───── STORED DATA ─────
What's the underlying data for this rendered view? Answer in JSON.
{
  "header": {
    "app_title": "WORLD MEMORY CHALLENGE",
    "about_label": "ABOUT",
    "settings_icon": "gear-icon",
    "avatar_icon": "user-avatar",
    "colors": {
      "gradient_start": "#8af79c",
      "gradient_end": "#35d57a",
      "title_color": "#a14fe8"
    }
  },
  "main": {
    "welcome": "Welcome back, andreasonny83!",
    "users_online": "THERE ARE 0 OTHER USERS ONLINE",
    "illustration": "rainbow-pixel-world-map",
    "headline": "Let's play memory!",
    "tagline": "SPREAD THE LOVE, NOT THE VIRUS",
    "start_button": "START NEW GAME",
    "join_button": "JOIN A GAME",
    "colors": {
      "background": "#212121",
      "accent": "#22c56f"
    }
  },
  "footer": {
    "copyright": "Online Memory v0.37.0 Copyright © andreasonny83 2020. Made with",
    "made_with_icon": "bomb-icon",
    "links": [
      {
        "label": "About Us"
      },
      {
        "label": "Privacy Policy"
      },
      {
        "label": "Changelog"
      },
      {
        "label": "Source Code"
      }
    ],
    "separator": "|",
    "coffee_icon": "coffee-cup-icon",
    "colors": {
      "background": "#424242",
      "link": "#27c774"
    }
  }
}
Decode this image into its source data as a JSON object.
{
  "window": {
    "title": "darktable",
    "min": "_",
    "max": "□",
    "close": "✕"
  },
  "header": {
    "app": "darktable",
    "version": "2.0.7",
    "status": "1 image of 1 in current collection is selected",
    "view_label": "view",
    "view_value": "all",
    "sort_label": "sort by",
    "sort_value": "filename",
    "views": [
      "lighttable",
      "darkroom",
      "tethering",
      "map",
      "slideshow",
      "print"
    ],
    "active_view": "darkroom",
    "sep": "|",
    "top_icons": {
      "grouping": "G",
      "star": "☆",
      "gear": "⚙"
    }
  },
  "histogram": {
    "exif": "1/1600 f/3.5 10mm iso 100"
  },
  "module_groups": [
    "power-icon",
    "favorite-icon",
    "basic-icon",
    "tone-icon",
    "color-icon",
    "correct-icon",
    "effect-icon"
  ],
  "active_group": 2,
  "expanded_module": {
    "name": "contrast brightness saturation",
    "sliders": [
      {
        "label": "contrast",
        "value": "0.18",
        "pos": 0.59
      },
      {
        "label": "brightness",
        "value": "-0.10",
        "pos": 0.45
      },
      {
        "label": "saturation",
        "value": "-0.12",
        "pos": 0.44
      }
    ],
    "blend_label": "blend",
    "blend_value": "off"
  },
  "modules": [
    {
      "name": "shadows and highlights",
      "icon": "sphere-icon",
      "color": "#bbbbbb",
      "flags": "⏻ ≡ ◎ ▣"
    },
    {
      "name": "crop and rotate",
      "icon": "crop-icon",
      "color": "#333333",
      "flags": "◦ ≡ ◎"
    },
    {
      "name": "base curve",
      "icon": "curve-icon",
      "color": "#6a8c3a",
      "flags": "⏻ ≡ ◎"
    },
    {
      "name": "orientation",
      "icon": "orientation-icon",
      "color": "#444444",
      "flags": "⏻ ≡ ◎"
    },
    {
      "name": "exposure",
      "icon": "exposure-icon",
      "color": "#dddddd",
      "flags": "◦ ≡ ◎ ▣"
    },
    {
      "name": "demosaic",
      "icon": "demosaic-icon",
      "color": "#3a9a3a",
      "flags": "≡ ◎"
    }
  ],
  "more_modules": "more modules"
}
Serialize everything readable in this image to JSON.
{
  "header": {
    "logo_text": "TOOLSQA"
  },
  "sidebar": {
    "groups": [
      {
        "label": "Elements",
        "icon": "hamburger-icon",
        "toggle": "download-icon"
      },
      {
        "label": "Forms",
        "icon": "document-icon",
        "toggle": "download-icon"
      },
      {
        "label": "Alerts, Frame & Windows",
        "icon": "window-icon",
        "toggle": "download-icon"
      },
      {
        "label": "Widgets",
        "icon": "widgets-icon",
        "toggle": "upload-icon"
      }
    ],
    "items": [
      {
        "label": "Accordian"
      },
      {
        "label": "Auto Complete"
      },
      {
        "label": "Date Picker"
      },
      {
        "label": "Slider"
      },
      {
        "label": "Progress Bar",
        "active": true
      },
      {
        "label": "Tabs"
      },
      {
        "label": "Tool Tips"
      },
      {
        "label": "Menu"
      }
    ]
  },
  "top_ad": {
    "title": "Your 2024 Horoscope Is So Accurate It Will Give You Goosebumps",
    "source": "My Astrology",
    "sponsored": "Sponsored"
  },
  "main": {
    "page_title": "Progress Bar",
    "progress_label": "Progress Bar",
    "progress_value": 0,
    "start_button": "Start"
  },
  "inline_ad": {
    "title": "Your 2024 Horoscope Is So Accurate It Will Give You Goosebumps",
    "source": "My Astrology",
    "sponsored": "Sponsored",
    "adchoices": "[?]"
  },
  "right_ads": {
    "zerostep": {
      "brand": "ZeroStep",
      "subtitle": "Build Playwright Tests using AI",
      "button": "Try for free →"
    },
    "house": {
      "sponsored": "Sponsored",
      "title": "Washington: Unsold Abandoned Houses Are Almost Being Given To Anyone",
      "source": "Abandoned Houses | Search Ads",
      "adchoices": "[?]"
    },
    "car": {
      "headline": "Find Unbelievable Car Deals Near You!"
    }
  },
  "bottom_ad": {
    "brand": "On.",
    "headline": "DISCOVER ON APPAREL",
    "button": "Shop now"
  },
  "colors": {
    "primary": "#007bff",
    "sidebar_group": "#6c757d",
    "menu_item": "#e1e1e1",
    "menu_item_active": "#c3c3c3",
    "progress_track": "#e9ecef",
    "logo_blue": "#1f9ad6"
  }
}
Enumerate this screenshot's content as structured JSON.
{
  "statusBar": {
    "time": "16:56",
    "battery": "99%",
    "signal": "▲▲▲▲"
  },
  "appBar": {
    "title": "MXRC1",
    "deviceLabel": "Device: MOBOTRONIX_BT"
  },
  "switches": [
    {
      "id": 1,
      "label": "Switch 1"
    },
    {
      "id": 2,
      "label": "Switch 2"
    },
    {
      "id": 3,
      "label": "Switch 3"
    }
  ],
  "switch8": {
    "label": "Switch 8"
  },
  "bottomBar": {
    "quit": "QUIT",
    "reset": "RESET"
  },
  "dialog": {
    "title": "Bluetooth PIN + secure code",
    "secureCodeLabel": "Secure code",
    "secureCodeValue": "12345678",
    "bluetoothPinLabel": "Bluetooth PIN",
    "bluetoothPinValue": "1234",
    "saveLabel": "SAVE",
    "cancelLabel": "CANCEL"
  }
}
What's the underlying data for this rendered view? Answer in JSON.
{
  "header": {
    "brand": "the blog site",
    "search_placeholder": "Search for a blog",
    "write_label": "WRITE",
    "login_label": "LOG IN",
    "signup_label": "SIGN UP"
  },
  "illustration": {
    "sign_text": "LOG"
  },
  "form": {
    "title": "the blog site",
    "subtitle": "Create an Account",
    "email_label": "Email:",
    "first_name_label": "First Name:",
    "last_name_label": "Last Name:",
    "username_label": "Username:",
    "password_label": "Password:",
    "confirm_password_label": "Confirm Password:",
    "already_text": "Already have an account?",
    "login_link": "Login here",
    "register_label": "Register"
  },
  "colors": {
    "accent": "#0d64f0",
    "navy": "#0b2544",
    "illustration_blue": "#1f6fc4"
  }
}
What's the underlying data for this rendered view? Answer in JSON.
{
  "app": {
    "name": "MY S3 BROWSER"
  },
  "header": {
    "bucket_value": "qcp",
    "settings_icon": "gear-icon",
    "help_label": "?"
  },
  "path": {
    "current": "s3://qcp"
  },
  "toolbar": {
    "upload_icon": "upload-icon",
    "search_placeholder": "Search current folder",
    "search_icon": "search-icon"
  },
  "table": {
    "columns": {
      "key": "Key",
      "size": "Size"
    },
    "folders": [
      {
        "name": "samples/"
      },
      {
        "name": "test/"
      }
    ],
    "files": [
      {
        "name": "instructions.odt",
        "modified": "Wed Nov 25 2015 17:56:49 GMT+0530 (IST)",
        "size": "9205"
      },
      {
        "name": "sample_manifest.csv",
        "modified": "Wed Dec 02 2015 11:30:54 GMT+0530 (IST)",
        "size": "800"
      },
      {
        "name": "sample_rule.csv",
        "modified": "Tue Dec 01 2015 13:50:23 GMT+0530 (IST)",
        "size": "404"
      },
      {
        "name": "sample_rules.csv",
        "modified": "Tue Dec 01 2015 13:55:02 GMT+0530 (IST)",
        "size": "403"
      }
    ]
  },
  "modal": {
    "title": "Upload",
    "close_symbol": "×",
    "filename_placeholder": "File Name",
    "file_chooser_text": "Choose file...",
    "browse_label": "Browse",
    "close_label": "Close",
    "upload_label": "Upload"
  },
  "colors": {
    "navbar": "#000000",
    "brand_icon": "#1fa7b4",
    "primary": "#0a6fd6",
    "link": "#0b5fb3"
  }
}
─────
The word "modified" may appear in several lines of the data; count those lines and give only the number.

4